Three years after the end of the Health Visitor Implementation Plan, the health visitor profession is in turbulent times.
Workforce numbers have already plummeted and will continue to fall as available funds for education and training dramatically decrease from September 2019.
Health visitors are the only professionals providing a universal service to safeguard all children under five. Health visitor education and training, also known as the Specialist Community Public Health Nursing (SCPHN) is a post initial registration course, which must recruit people who are already employed as registered nurses or midwives.
Currently, it is unique in that it provides successful applicants with a fully funded course and a salary. Furthermore, the sponsoring organisation does not pay either cost and can therefore meet the Nursing and Midwifery Council requirements for student health visitors to be supernumerary during the intensive 52-week course.
However, from September 2019, it is anticipated that health visitor education and training will join other health and care professions to help the government meet its 3 million target for new apprenticeships by 2020.
This marks a significant change for the profession; not only because the source of funding will move from the Health to the Education Department, but also because the apprenticeship model only funds tuition costs, leaving employers to pay the salary costs. The absence of salary support will make it extremely difficult for NHS trusts to fund sufficient people to undertake the course.
“Workforce intelligence in England indicates that the number of students undertaking health visiting courses has reduced year on year”
Experience from the health visitor implementation plan has shown that employment alone will not create an adequate workforce. Workforce intelligence in England indicates that the number of students undertaking health visiting courses has reduced year on year since 2015 and continues to fall. This means that England will be unable to sustain the required health visitor workforce.
Furthermore, the introduction of the apprenticeship as the main source of funding is excluded from England’s strategic workforce plan.
Indeed the Health and Care Workforce Strategy for England only uses the term “health visitor” twice in its 142 pages; despite it being promoted as a document which informs the NHS workforce requirements for the next 10 years.

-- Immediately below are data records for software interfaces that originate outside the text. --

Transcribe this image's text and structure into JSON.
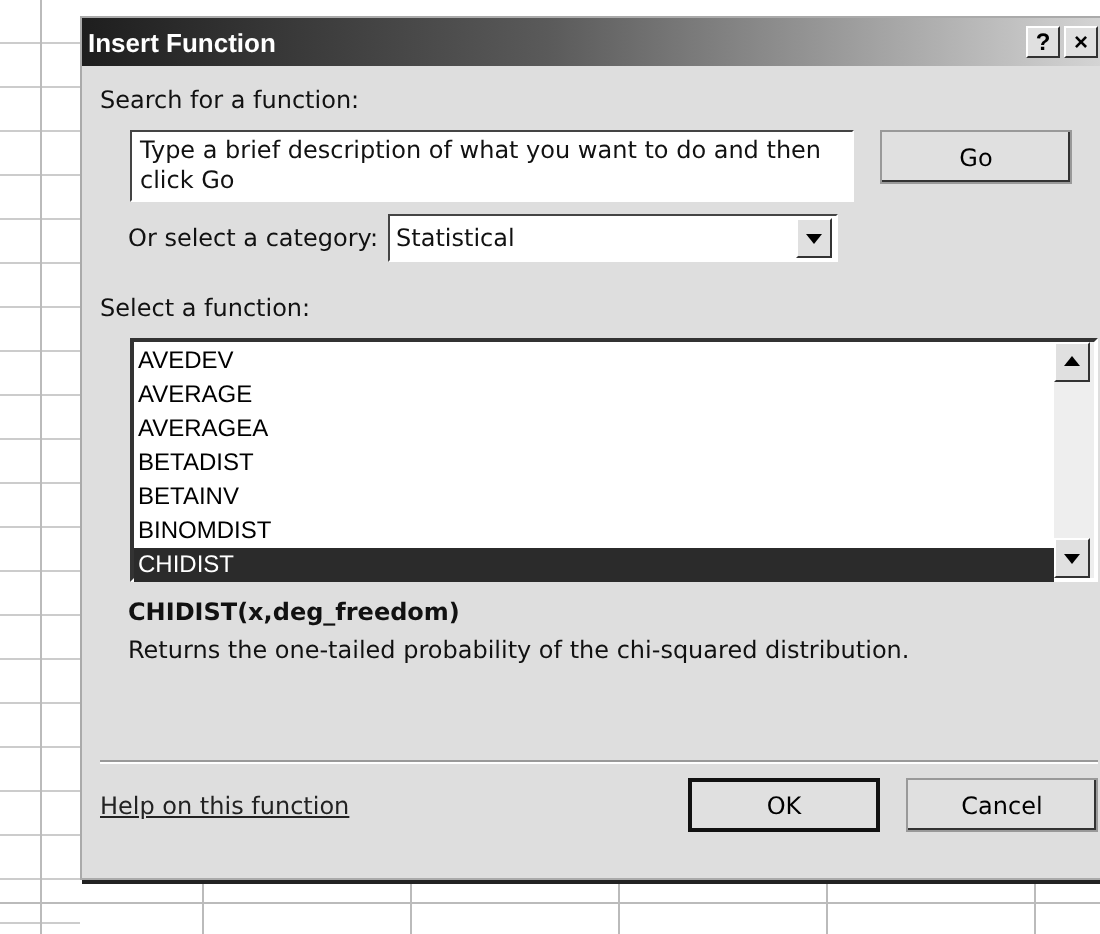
{
  "window": {
    "title": "Insert Function",
    "title_buttons": [
      "?",
      "×"
    ]
  },
  "search": {
    "label": "Search for a function:",
    "value": "Type a brief description of what you want to do and then click Go",
    "button": "Go"
  },
  "category": {
    "label": "Or select a category:",
    "value": "Statistical"
  },
  "functions": {
    "label": "Select a function:",
    "items": [
      {
        "name": "AVEDEV",
        "selected": false
      },
      {
        "name": "AVERAGE",
        "selected": false
      },
      {
        "name": "AVERAGEA",
        "selected": false
      },
      {
        "name": "BETADIST",
        "selected": false
      },
      {
        "name": "BETAINV",
        "selected": false
      },
      {
        "name": "BINOMDIST",
        "selected": false
      },
      {
        "name": "CHIDIST",
        "selected": true
      }
    ]
  },
  "signature": "CHIDIST(x,deg_freedom)",
  "description": "Returns the one-tailed probability of the chi-squared distribution.",
  "help_link": "Help on this function",
  "buttons": [
    {
      "label": "OK",
      "default": true
    },
    {
      "label": "Cancel",
      "default": false
    }
  ]
}
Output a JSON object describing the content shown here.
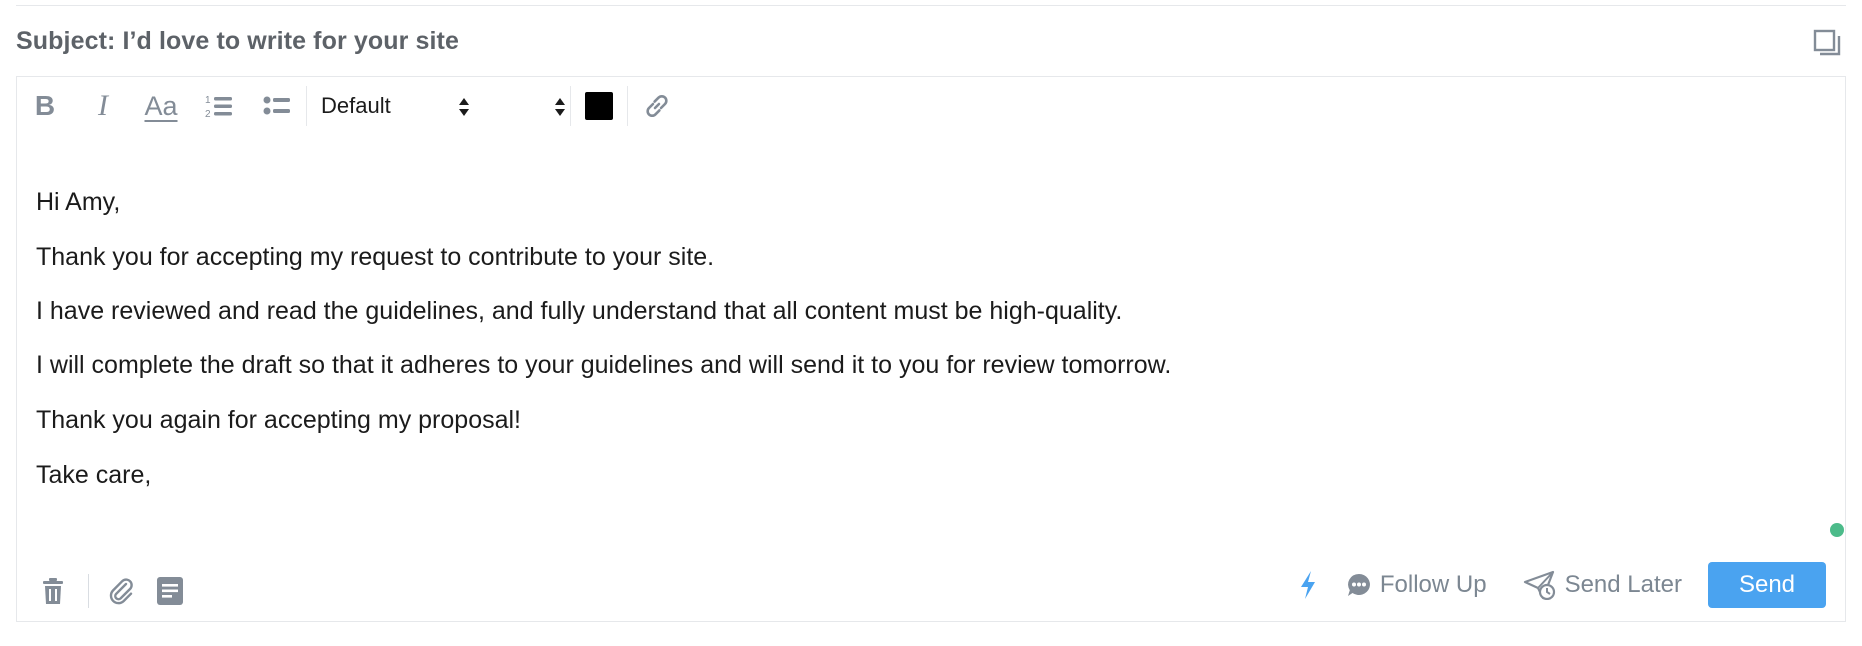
{
  "colors": {
    "icon_gray": "#838c97",
    "accent_blue": "#4aa3f0",
    "status_green": "#4cbb8a",
    "text_color_swatch": "#000000"
  },
  "subject": {
    "text": "Subject: I’d love to write for your site",
    "popout_icon": "popout-window-icon"
  },
  "toolbar": {
    "bold_label": "B",
    "italic_label": "I",
    "font_size_label": "Aa",
    "ordered_list_icon": "ordered-list-icon",
    "bullet_list_icon": "bullet-list-icon",
    "font_family_value": "Default",
    "font_size_value": "",
    "text_color_icon": "text-color-swatch",
    "link_icon": "link-icon"
  },
  "message": {
    "paragraphs": [
      "Hi Amy,",
      "Thank you for accepting my request to contribute to your site.",
      "I have reviewed and read the guidelines, and fully understand that all content must be high-quality.",
      "I will complete the draft so that it adheres to your guidelines and will send it to you for review tomorrow.",
      "Thank you again for accepting my proposal!",
      "Take care,"
    ]
  },
  "footer": {
    "delete_icon": "trash-icon",
    "attach_icon": "paperclip-icon",
    "template_icon": "template-icon",
    "quick_actions_icon": "lightning-icon",
    "follow_up_label": "Follow Up",
    "send_later_label": "Send Later",
    "send_label": "Send"
  }
}
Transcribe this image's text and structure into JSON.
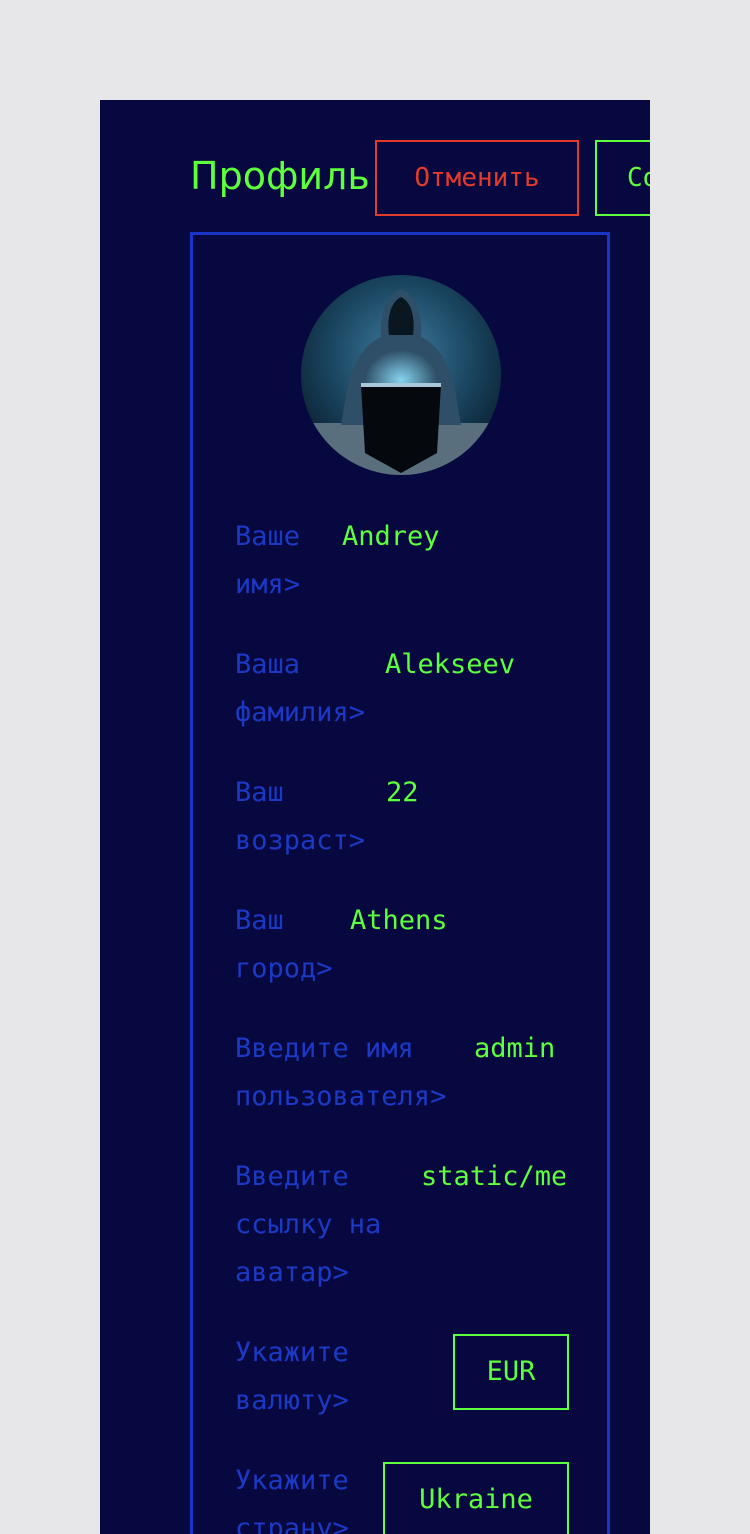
{
  "header": {
    "title": "Профиль",
    "cancel_label": "Отменить",
    "save_label": "Сохранить"
  },
  "colors": {
    "background": "#080840",
    "accent": "#5eff3c",
    "label": "#1b39c4",
    "danger": "#e13b2c",
    "border": "#1836c6"
  },
  "profile": {
    "avatar_icon": "hooded-hacker-avatar",
    "fields": [
      {
        "label": "Ваше\nимя>",
        "value": "Andrey"
      },
      {
        "label": "Ваша\nфамилия>",
        "value": "Alekseev"
      },
      {
        "label": "Ваш\nвозраст>",
        "value": "22"
      },
      {
        "label": "Ваш\nгород>",
        "value": "Athens"
      },
      {
        "label": "Введите имя\nпользователя>",
        "value": "admin"
      },
      {
        "label": "Введите\nссылку на\nаватар>",
        "value": "static/media/avatar.jpg"
      }
    ],
    "currency": {
      "label": "Укажите\nвалюту>",
      "value": "EUR"
    },
    "country": {
      "label": "Укажите\nстрану>",
      "value": "Ukraine"
    }
  }
}
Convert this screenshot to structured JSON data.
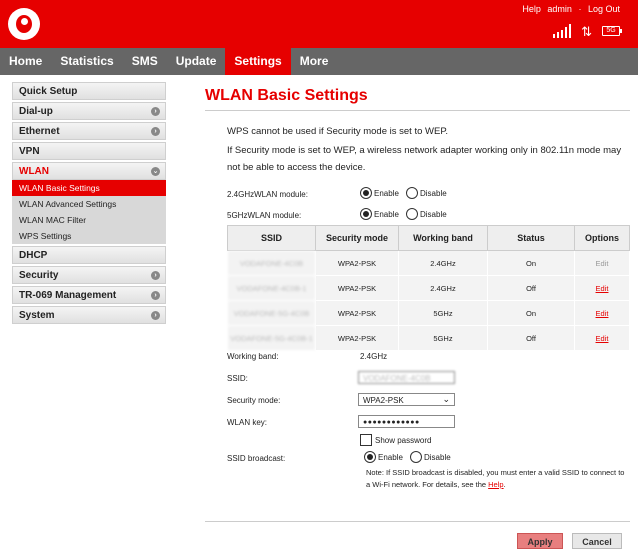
{
  "header": {
    "links": [
      "Help",
      "admin",
      "Log Out"
    ],
    "signal_icon": "signal-bars-icon",
    "transfer_icon": "up-down-arrows-icon",
    "network_badge": "5G",
    "brand_color": "#e60000"
  },
  "nav": {
    "tabs": [
      "Home",
      "Statistics",
      "SMS",
      "Update",
      "Settings",
      "More"
    ],
    "active": "Settings"
  },
  "sidebar": {
    "items": [
      {
        "label": "Quick Setup",
        "chevron": false
      },
      {
        "label": "Dial-up",
        "chevron": true
      },
      {
        "label": "Ethernet",
        "chevron": true
      },
      {
        "label": "VPN",
        "chevron": false
      },
      {
        "label": "WLAN",
        "chevron": true,
        "open": true
      },
      {
        "label": "DHCP",
        "chevron": false
      },
      {
        "label": "Security",
        "chevron": true
      },
      {
        "label": "TR-069 Management",
        "chevron": true
      },
      {
        "label": "System",
        "chevron": true
      }
    ],
    "wlan_subitems": [
      "WLAN Basic Settings",
      "WLAN Advanced Settings",
      "WLAN MAC Filter",
      "WPS Settings"
    ],
    "active_subitem": "WLAN Basic Settings"
  },
  "main": {
    "title": "WLAN Basic Settings",
    "notice_1": "WPS cannot be used if Security mode is set to WEP.",
    "notice_2": "If Security mode is set to WEP, a wireless network adapter working only in 802.11n mode may",
    "notice_3": "not be able to access the device.",
    "module_24_label": "2.4GHzWLAN module:",
    "module_5_label": "5GHzWLAN module:",
    "enable_label": "Enable",
    "disable_label": "Disable",
    "table": {
      "headers": [
        "SSID",
        "Security mode",
        "Working band",
        "Status",
        "Options"
      ],
      "rows": [
        {
          "ssid": "VODAFONE-4C0B",
          "security": "WPA2-PSK",
          "band": "2.4GHz",
          "status": "On",
          "option": "Edit",
          "option_enabled": false
        },
        {
          "ssid": "VODAFONE-4C0B-1",
          "security": "WPA2-PSK",
          "band": "2.4GHz",
          "status": "Off",
          "option": "Edit",
          "option_enabled": true
        },
        {
          "ssid": "VODAFONE-5G-4C0B",
          "security": "WPA2-PSK",
          "band": "5GHz",
          "status": "On",
          "option": "Edit",
          "option_enabled": true
        },
        {
          "ssid": "VODAFONE-5G-4C0B-1",
          "security": "WPA2-PSK",
          "band": "5GHz",
          "status": "Off",
          "option": "Edit",
          "option_enabled": true
        }
      ]
    },
    "form": {
      "working_band_label": "Working band:",
      "working_band_value": "2.4GHz",
      "ssid_label": "SSID:",
      "ssid_value": "VODAFONE-4C0B",
      "security_mode_label": "Security mode:",
      "security_mode_value": "WPA2-PSK",
      "wlan_key_label": "WLAN key:",
      "wlan_key_value": "●●●●●●●●●●●●",
      "show_password_label": "Show password",
      "ssid_broadcast_label": "SSID broadcast:",
      "note_text": "Note: If SSID broadcast is disabled, you must enter a valid SSID to connect to a Wi-Fi network. For details, see the",
      "note_link": "Help",
      "note_end": "."
    },
    "apply_label": "Apply",
    "cancel_label": "Cancel"
  }
}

There is also a dearth of information in the draft strategy about how the workforce will meet the needs of children and families or the early intervention and prevention agenda in the next 10 years.
As we move forward with the development of the apprenticeship standard, the conversations that I hear focus on the desired content of the course and the changes that should be incorporated into course content from September 2019. However, I suggest that the important questions are much more fundamental.
We should be asking if and how the apprenticeship funding model will provide the workforce needed in the next 10 years to meet the agenda for children and family healthcare, early intervention and prevention. We should also be challenging the wisdom of introducing such a major change in the absence of evidence-based transition arrangements, which will enable us to replenish a decreasing but much-needed workforce.
“Health visiting is in turbulent and chaotic times”
In the fullness of time we may find that the apprenticeship funding model is sufficient to meet the demands of the health visitor workforce; however, the evidence to provide assurance for this does not currently exist.
Health visiting is in turbulent and chaotic times. Not only is the health visitor profession excluded from England’s 10-year workforce strategy, but the current dataset does not consider health visitors as a distinct profession. This means that available data is unable to inform the current workforce position.
It is therefore not possible to assure children and families in England that the universal health visitor service will be sufficient to safeguard all children under five.
Rita Newland is fellow at Institute of Health Visiting